What the exercise asks:
Each entry needs to be duplicated exactly.

Excerpts from an interface dataset:
•••••
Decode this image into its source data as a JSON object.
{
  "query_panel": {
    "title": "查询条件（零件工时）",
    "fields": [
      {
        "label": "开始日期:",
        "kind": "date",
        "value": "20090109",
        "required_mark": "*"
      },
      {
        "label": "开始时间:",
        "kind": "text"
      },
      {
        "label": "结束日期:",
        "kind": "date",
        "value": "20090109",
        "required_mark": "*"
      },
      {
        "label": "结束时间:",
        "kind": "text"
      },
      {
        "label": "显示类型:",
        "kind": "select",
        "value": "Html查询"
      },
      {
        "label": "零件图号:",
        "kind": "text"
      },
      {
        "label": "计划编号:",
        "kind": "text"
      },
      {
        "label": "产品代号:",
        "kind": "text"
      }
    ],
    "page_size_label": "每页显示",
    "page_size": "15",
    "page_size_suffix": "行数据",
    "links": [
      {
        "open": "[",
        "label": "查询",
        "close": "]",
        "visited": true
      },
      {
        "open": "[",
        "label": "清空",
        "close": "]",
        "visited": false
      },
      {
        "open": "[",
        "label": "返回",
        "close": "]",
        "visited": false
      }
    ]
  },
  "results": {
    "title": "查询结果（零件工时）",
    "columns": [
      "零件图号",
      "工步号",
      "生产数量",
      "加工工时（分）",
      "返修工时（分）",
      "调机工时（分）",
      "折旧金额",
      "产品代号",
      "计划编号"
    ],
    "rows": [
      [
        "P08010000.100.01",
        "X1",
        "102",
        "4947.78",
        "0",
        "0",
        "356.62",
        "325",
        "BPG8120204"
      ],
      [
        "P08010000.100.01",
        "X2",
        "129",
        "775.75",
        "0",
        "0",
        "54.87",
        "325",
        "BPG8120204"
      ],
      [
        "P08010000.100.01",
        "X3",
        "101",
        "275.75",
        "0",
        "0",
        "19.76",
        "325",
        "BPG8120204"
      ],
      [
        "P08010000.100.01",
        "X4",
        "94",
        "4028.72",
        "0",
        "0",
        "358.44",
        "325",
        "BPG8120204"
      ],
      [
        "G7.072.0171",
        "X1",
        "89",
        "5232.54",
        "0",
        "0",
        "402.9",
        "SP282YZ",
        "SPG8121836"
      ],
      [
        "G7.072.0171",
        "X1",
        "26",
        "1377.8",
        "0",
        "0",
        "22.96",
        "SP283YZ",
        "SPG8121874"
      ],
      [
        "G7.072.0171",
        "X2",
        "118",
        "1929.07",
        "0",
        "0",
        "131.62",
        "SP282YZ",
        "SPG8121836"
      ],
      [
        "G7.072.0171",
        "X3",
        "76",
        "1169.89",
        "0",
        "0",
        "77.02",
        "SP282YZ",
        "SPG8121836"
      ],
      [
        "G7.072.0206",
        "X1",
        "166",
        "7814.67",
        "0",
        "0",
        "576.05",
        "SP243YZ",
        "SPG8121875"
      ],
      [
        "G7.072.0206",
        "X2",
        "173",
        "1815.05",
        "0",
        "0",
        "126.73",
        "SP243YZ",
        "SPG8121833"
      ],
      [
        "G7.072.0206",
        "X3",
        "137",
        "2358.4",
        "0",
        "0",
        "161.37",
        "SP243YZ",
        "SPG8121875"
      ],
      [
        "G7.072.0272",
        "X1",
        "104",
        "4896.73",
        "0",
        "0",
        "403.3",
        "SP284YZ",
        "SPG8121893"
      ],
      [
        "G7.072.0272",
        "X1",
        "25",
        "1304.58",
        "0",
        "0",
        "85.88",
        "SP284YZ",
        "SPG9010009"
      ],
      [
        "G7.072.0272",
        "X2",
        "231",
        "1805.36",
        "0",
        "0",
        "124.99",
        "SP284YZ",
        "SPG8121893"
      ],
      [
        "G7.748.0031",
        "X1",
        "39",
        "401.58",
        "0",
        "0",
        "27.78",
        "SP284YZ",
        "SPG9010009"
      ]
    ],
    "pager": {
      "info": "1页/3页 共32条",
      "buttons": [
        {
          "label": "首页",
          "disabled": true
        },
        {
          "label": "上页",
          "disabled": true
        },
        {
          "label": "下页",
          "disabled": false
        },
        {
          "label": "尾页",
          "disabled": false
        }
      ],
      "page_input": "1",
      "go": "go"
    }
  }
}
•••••
Answer area:
Decode this image into its source data as a JSON object.
{
  "query_panel": {
    "title": "查询条件（零件工时）",
    "fields": [
      {
        "label": "开始日期:",
        "kind": "date",
        "value": "20090109",
        "required_mark": "*"
      },
      {
        "label": "开始时间:",
        "kind": "text"
      },
      {
        "label": "结束日期:",
        "kind": "date",
        "value": "20090109",
        "required_mark": "*"
      },
      {
        "label": "结束时间:",
        "kind": "text"
      },
      {
        "label": "显示类型:",
        "kind": "select",
        "value": "Html查询"
      },
      {
        "label": "零件图号:",
        "kind": "text"
      },
      {
        "label": "计划编号:",
        "kind": "text"
      },
      {
        "label": "产品代号:",
        "kind": "text"
      }
    ],
    "page_size_label": "每页显示",
    "page_size": "15",
    "page_size_suffix": "行数据",
    "links": [
      {
        "open": "[",
        "label": "查询",
        "close": "]",
        "visited": true
      },
      {
        "open": "[",
        "label": "清空",
        "close": "]",
        "visited": false
      },
      {
        "open": "[",
        "label": "返回",
        "close": "]",
        "visited": false
      }
    ]
  },
  "results": {
    "title": "查询结果（零件工时）",
    "columns": [
      "零件图号",
      "工步号",
      "生产数量",
      "加工工时（分）",
      "返修工时（分）",
      "调机工时（分）",
      "折旧金额",
      "产品代号",
      "计划编号"
    ],
    "rows": [
      [
        "P08010000.100.01",
        "X1",
        "102",
        "4947.78",
        "0",
        "0",
        "356.62",
        "325",
        "BPG8120204"
      ],
      [
        "P08010000.100.01",
        "X2",
        "129",
        "775.75",
        "0",
        "0",
        "54.87",
        "325",
        "BPG8120204"
      ],
      [
        "P08010000.100.01",
        "X3",
        "101",
        "275.75",
        "0",
        "0",
        "19.76",
        "325",
        "BPG8120204"
      ],
      [
        "P08010000.100.01",
        "X4",
        "94",
        "4028.72",
        "0",
        "0",
        "358.44",
        "325",
        "BPG8120204"
      ],
      [
        "G7.072.0171",
        "X1",
        "89",
        "5232.54",
        "0",
        "0",
        "402.9",
        "SP282YZ",
        "SPG8121836"
      ],
      [
        "G7.072.0171",
        "X1",
        "26",
        "1377.8",
        "0",
        "0",
        "22.96",
        "SP283YZ",
        "SPG8121874"
      ],
      [
        "G7.072.0171",
        "X2",
        "118",
        "1929.07",
        "0",
        "0",
        "131.62",
        "SP282YZ",
        "SPG8121836"
      ],
      [
        "G7.072.0171",
        "X3",
        "76",
        "1169.89",
        "0",
        "0",
        "77.02",
        "SP282YZ",
        "SPG8121836"
      ],
      [
        "G7.072.0206",
        "X1",
        "166",
        "7814.67",
        "0",
        "0",
        "576.05",
        "SP243YZ",
        "SPG8121875"
      ],
      [
        "G7.072.0206",
        "X2",
        "173",
        "1815.05",
        "0",
        "0",
        "126.73",
        "SP243YZ",
        "SPG8121833"
      ],
      [
        "G7.072.0206",
        "X3",
        "137",
        "2358.4",
        "0",
        "0",
        "161.37",
        "SP243YZ",
        "SPG8121875"
      ],
      [
        "G7.072.0272",
        "X1",
        "104",
        "4896.73",
        "0",
        "0",
        "403.3",
        "SP284YZ",
        "SPG8121893"
      ],
      [
        "G7.072.0272",
        "X1",
        "25",
        "1304.58",
        "0",
        "0",
        "85.88",
        "SP284YZ",
        "SPG9010009"
      ],
      [
        "G7.072.0272",
        "X2",
        "231",
        "1805.36",
        "0",
        "0",
        "124.99",
        "SP284YZ",
        "SPG8121893"
      ],
      [
        "G7.748.0031",
        "X1",
        "39",
        "401.58",
        "0",
        "0",
        "27.78",
        "SP284YZ",
        "SPG9010009"
      ]
    ],
    "pager": {
      "info": "1页/3页 共32条",
      "buttons": [
        {
          "label": "首页",
          "disabled": true
        },
        {
          "label": "上页",
          "disabled": true
        },
        {
          "label": "下页",
          "disabled": false
        },
        {
          "label": "尾页",
          "disabled": false
        }
      ],
      "page_input": "1",
      "go": "go"
    }
  }
}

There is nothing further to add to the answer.